You might be familiar with burnout as a term or have even felt the effects…
Lists are funny things. People often either love them or hate them – or perhaps feel both sentiments at the same time.
Growing up, I remember my Mother always had a list to check off. There were even lists about making lists. It wasn’t odd to see “Make Packing List for Family Vacation” or “Start List for Christmas Dinner” on her lists. I remember thinking that seemed absurd but now, I am a self-admitted listaholic. I have lists in my office and at home. Some are on paper, some are on my phone (I even have an app for lists), and some on my computer. I create checklists, to do lists and shopping lists. What works for me and my Mom though, may not work for you.
While almost all of us have some inkling that lists are an absolutely essential productivity tool and at the center of any organized approach to tasks (and life for that matter), we often have a curious resistance to them.
We know we should make them – but don’t.
We know we should follow them – but don’t.
We know we should complete them before flitting on to other things – but don’t.
When all else fails, we manage to lose them, go and make another, which we will then proceed to lose again or ignore.
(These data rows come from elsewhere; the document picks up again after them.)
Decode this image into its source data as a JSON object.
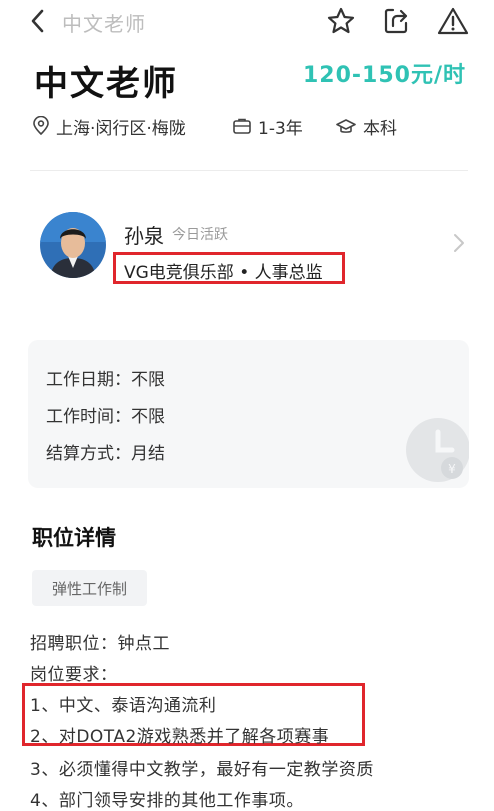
{
  "nav": {
    "title": "中文老师",
    "icons": [
      "back-icon",
      "star-icon",
      "share-icon",
      "report-icon"
    ]
  },
  "job": {
    "title": "中文老师",
    "salary": "120-150元/时",
    "location": "上海·闵行区·梅陇",
    "experience": "1-3年",
    "education": "本科"
  },
  "recruiter": {
    "name": "孙泉",
    "active": "今日活跃",
    "company_role": "VG电竞俱乐部 • 人事总监"
  },
  "info": {
    "rows": [
      {
        "label": "工作日期：",
        "value": "不限"
      },
      {
        "label": "工作时间：",
        "value": "不限"
      },
      {
        "label": "结算方式：",
        "value": "月结"
      }
    ]
  },
  "details": {
    "title": "职位详情",
    "tag": "弹性工作制",
    "lines": [
      "招聘职位：钟点工",
      "岗位要求：",
      "1、中文、泰语沟通流利",
      "2、对DOTA2游戏熟悉并了解各项赛事",
      "3、必须懂得中文教学，最好有一定教学资质",
      "4、部门领导安排的其他工作事项。"
    ]
  },
  "colors": {
    "accent": "#2fc2b4",
    "highlight": "#e0262c",
    "card_bg": "#f6f7f8"
  }
}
Meanwhile, all the urgent things we listed still sit there, waiting for our attention.
Perhaps in some small corner of the subconscious, a part of us feels a sense of victory in rebelling against routinized list-making and list-following, irrationally believing that ignoring all those to-dos will make them go away. I don’t have to tell you that they don’t. If anything, they just become more stubborn and ominous the more we ignore them.
So guess what your next personal productivity step is? Make the list. Make it now. And follow the thing.
By the time you’ve listed the five, ten, twenty, or hundreds of need to dos – preferably in order of time sensitivity and importance – you may feel a sense of exhaustion before you’ve even started your real work. It probably looks daunting, like a road map to an unending and not especially inviting journey. But that’s not a problem with the list – it’s a problem with your attitude.
Seen correctly, a list is one thing above all else: A roadmap to achievement, and your step-by-step guide to doing what needs doing, as such it is your ally in achieving the successes you want, both the short-term immediate goals and long-term aspirations.
When you create a list, you’re performing an important mental exercise: Naming and defining the specific things you need and intend to do. It’s mental preparation for actually approaching the tasks systematically and effectively.
As you complete tasks and physically check off items as ‘done,’ you perform another important mental exercise by giving yourself a small reward: Acknowledgment, and a sense of movement and progression. Checking off items provides visible evidence that you’re actually getting somewhere, which is one of the best possible motivators to keep up your momentum.
A funny thing happens once all the items are checked off: Your perspective changes. The list that looked so imposing at the start of the day, week, month or year doesn’t seem so ominous anymore. Instead, it looks like what it is: Evidence of a job well done, and hopefully a source of personal satisfaction.
One final suggestion: Always make the last item on your list exactly the same.
Before you know it, you’ll have made a systematic, organized approach to your work and your life a die-hard habit. That’s powerful fuel for personal and professional achievement.
What’s your biggest struggle when it comes to making your list?